Udow-Phillips will provide an update on what is happening with implementation of the PPACA of 2010 (Federal Healthcare Reform Act) including recent decisions by the state of Michigan on health insurance exchanges and Medicaid expansion.
“Anyone who seeks to get the latest on the progress in Michigan and nationally on implementation of the federal healthcare reform will find this very valuable and informative,” said Jerry Lindman, director of LTU’s Center for Nonprofit Management.
Registration begins at 8 a.m. in the lobby of the Mary Marburger Auditorium in LTU’s Science Building. The cost is $30. Go to www.ltu.edu/management/executivetoexecutive.asp for online registration. Walk-ins are welcome.
Udow-Phillip’s presentation is part of the four-part Executive to Executive speaker series for leaders in the nonprofit sector, which is offered through a partnership with the United Way of Southeastern Michigan, the Michigan Nonprofit Association, Plante Moran, the McGregor Fund, the Blender Consulting Group and Lawrence Tech’s Center for Nonprofit Management.
Lawrence Tech now offers a graduate certificate in healthcare information technology. For more information, visit www.ltu.edu/management/healthitmgt.asp.
Lawrence Technological University, www.ltu.edu, is a private university founded in 1932 that offers more than 100 programs through the doctoral level in its Colleges of Architecture and Design, Arts and Sciences, Engineering, and Management. Bloomberg Businessweek lists Lawrence Tech among the nation’s top 20 percent of universities for return on undergraduate tuition investment, and highest in the Detroit metropolitan area.

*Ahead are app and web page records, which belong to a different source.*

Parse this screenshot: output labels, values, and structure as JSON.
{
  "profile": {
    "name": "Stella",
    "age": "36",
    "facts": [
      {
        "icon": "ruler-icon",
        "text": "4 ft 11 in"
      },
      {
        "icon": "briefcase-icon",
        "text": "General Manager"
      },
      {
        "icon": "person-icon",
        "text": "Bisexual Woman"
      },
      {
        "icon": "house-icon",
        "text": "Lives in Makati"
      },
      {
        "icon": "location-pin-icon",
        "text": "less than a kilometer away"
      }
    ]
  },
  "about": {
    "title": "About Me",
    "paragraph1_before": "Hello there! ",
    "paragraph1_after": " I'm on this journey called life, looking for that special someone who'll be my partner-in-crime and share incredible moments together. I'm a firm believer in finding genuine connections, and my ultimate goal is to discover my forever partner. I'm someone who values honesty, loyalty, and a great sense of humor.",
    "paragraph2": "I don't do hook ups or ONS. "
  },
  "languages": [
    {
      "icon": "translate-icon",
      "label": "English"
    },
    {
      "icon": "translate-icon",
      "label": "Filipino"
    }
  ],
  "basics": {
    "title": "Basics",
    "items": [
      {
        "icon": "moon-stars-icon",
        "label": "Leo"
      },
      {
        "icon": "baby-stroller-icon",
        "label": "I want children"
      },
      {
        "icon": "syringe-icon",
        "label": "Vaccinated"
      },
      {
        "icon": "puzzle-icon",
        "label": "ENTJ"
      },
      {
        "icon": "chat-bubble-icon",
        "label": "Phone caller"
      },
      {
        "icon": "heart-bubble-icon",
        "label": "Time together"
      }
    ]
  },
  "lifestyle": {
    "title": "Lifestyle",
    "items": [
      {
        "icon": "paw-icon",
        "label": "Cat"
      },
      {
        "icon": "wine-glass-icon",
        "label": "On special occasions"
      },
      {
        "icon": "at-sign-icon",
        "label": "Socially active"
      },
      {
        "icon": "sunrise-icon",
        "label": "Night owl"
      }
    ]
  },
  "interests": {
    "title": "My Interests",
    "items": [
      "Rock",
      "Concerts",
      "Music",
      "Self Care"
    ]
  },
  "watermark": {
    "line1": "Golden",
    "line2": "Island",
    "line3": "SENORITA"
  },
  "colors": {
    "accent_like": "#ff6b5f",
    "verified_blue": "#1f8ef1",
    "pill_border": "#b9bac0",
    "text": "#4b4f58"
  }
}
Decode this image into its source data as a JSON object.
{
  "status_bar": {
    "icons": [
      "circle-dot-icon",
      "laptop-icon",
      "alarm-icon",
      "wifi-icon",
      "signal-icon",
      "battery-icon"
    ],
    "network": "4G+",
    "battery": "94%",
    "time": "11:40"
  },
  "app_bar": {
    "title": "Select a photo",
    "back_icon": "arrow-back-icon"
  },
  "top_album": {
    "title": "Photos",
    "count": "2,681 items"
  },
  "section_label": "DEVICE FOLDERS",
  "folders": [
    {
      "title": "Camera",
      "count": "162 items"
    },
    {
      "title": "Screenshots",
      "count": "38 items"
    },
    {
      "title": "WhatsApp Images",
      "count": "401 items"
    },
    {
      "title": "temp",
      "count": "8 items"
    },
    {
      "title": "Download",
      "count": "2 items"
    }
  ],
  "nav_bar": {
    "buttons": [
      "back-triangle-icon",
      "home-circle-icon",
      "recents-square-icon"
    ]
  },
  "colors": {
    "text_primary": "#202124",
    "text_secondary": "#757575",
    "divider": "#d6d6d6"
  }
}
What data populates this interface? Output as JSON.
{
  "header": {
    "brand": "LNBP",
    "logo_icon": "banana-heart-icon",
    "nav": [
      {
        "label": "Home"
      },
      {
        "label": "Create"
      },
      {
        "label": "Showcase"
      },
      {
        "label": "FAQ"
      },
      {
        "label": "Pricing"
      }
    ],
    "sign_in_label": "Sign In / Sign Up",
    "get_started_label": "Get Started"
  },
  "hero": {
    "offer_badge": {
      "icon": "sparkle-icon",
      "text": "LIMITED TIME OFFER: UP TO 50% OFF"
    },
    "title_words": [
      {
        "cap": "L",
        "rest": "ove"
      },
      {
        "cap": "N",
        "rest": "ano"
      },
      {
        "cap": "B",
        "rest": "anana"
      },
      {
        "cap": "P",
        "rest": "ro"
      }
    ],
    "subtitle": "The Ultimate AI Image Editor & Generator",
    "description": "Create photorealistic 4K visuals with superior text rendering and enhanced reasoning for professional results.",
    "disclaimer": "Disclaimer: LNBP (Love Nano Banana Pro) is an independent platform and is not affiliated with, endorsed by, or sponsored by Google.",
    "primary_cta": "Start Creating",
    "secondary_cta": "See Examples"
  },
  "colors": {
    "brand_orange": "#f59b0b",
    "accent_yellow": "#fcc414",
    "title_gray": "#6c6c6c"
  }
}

Lawrence Tech is also listed in the top tier of Midwestern universities by U.S. News and World Report and the Princeton Review. Students benefit from small class sizes and experienced faculty who provide a real-world, hands-on, “theory and practice” education with an emphasis on leadership. Activities on Lawrence Tech’s 102-acre campus include over 60 student clubs and organizations and a growing roster of NAIA varsity sports.